Interviews, insight & analysis on digital media & marketing

T’was the year that Christmas came early

By Russell Scott, Performance Director at Incubeta 

It feels as though Christmas is here earlier every year, but this time it may  just be true. If you count John Lewis launching its festive ad at the beginning of November, then maybe Christmas has come early. Along with nativity plays, and school fetes, the reveal of the department store’s Christmas offering is as sure a sign that we’ve fired the starting gun for Santa than anything. 

 It does  look like retailers  and  customers alike are preparing for Saint Nic earlier than ever. Online retailer Studio has been eagerly promoting its early Christmas ads since September. At the end of the pandemic (fingers crossed) notwithstanding, Christmas 2021 looks like being another unique shopping season. 

Last year, lockdowns caused challenges for consumers meaning they had to shop online most of the time. This year, it’s largely supply chain panics, and a fierce determination to Christmas like you’ve never Christmassed before. Perhaps it’s people making up for 2020 that is creating a unique, early winter commercial landscape this year. 

This is not guesswork. Insights from Incubeta’s latest research suggest that if marketers want to make the most of the festive period, there is already some serious activity in the market to be working towards. 

Shoppers and their online behaviour

As an example, search behaviour revealed that consumers were preparing for an early festive season. Clicks on keywords such as ‘gift’ have nearly doubled year-on-year to October 2021, and have increased a massive 334% since 2019. It’s not just idle browsing between Zoom calls either. Incubeta’s data reveals that retailers are already enjoying a 19.2% year-on-year hike in revenue generated from the keyword ‘gift’. In fact, 1 in 5 people on Google are already searching for their stocking fillers. 

There is plenty of opportunity. Despite restrictions and job worries, the UK economy has grown. The average UK consumer had managed to save approximately a fifth of their disposable income (19.9%) by the end of December 2020, an increase from 16.1% and at the second highest level since records began in 1963. As travel is still proving difficult throughout 2021, it’s fair to assume consumers want  to dote on friends and family – and even themselves – this Christmas. 

So, how do marketers capitalise on an early Christmas?

Know your consumer

Understand what consumers are searching for and the part you play in helping them reach it. Supply chain issues may see consumers prioritising providers based on next day delivery, in stock items and ‘near me’ availability. Being aware of which customer segments are time-sensitive will help to target offers accordingly. What search terms are being used? Who is most sensitive to shifts in the marketplace? How is consumer  behaviour changing as the big day approaches? Monitor, adjust and test – and then do it again.

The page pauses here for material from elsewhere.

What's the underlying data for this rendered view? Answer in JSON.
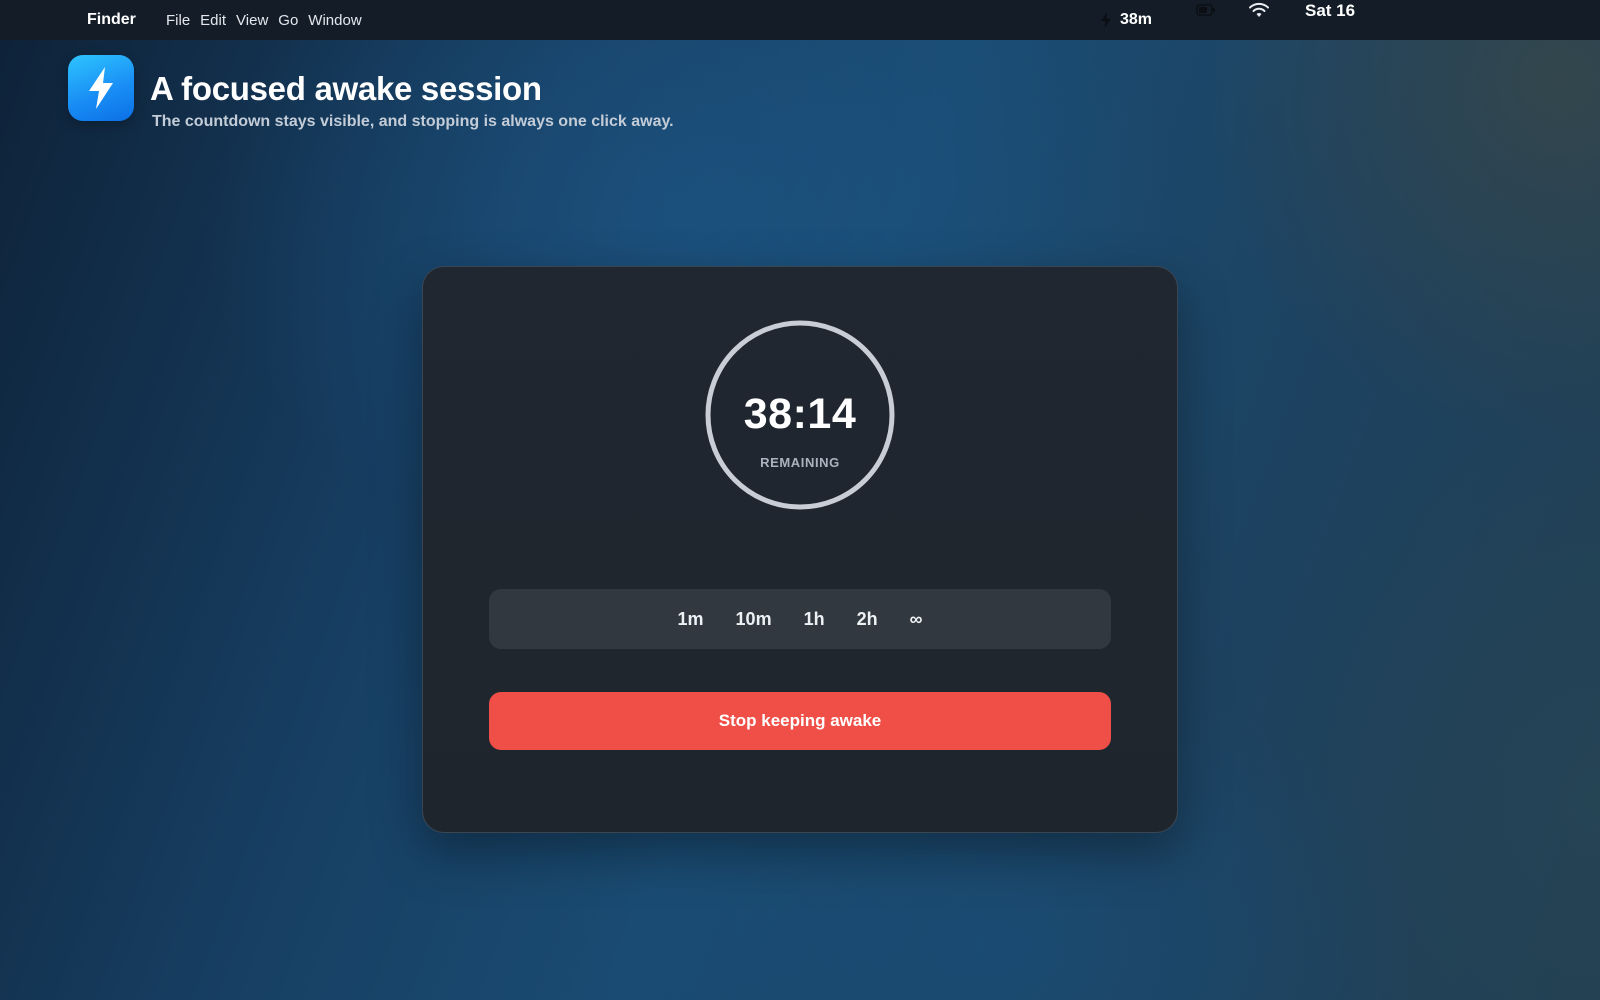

React to fluctuating circumstances

News and social media are big on consumer stories. Short-lived crises, such as panic buying fuel, shows how intensely consumers react. With expected shortages of some key Christmas items, it’s vital to have a range of messaging for specific customer segments ready either to reassure or even attract worried consumers. 

Consistency is key

With an unsettled marketplace and equally unsettled customer behaviour, it’s important your messaging and capability match up. If stock is already low or depleted, it’s useless putting money behind a campaign no matter how carefully targeted it may be. Matching messaging to real-time inventory has never been more important. 

Be customer centric 

Consumers are on a mission more than ever during this demanding shopping season. They have specific objectives, price and a window they expect delivery. They also expect to find this information quickly. While companies focus on agile messaging in ads and over email, the same can’t necessarily be said of their websites and online stores. Making sure customers can find the information they need on desktop, mobile, social and connected TV will be critical to winning that purchase. 

Marketers often talk about satisfying consumer needs while in the same breath, delight in the commotion the scarcity value that some items provoke.

But there is a sense this year that brands should genuinely be rooting for the customer. There continues to be indirect issues outside retailers’ and manufacturers’ control. But by demonstrating a strong commitment to transparency, trustworthiness and helpfulness, brands can win Christmas. 

*Incubeta is a client of Bluestripe Communications, owned by Bluestripe Group, owner of NDA